Loads that aren’t restrained properly can injure or kill and can cause significant property damage. If the load falls off it endangers the lives of other road users through a direct collision or by causing other drivers to swerve to avoid it.

  • If the load moves forwards, it can pierce the cabin and injure or kill the driver or passenger.
  • If the load makes the vehicle unstable, it can cause an incident - especially when taking corners

It’s good for business

Your corporate reputation and your financial position can suffer if you’re involved in a load restraint incident due to:

  • Adverse publicity
  • Loss of contracts due to damaged goods
  • Insurance excess payments
  • Increase in insurance premiums

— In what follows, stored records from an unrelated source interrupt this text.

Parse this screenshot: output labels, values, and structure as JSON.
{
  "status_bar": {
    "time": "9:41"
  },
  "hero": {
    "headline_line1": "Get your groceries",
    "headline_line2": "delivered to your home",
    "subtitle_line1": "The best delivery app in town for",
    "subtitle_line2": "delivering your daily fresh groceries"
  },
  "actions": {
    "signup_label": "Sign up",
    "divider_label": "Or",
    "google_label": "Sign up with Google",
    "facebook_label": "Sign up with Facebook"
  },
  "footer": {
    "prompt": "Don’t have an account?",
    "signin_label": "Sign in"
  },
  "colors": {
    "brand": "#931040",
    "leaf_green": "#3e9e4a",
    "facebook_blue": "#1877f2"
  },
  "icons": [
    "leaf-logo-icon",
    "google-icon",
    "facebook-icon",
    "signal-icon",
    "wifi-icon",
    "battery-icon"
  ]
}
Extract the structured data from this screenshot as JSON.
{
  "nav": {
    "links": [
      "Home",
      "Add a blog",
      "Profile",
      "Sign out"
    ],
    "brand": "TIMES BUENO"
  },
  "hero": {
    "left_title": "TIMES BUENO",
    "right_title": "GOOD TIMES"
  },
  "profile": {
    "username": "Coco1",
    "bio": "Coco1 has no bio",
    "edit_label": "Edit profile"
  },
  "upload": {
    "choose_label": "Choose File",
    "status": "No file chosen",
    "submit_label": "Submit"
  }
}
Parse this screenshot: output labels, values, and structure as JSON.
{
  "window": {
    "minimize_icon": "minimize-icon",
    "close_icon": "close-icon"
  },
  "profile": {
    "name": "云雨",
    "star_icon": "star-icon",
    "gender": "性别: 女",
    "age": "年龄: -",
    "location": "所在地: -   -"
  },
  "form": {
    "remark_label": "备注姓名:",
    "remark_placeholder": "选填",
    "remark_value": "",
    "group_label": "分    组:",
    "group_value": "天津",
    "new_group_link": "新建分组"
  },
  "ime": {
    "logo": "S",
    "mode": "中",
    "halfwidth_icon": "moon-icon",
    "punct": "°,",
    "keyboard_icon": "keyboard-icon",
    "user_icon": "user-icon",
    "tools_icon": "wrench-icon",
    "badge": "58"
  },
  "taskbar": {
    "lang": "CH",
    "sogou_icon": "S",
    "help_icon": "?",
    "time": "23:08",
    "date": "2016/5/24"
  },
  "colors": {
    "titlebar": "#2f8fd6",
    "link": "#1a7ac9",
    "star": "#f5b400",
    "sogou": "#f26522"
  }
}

Unrestrained loads may move

Forces from changes in speed, direction or slope may cause a load to shift.

These forces result from normal driving conditions including braking, accelerating, cornering, road surfaces and air flow.

The weight of a load is not enough to hold it in place. A heavy load is just as likely to fall off as a light load because the heavier the load, the higher the force it experiences.

Chain of Responsibility (CoR)

Under CoR, all parties who have control or influence over the transport task are deemed responsible for complying with, and for breaches of Heavy Vehicle National Law (HVNL) loading requirements. All parties must take reasonable steps to prevent breaches of loading requirements. An example of a reasonable step would be seeking advice about your load restraint systems from a suitably qualified person.

Further information on CoR can be found here.

Download a copy of the 2018 Load Restraint Guide

The NTC has recently completed the review and update of the Load Restraint Guide in close consultation with stakeholders.

Click here to download a copy.

A complimentary guide to help light vehicle drivers safely restrain their load is also available - to access a copy, please click here. A light vehicle is any car, ute, van, truck or trailer that has a gross vehicle mass up to 4.5 tonnes.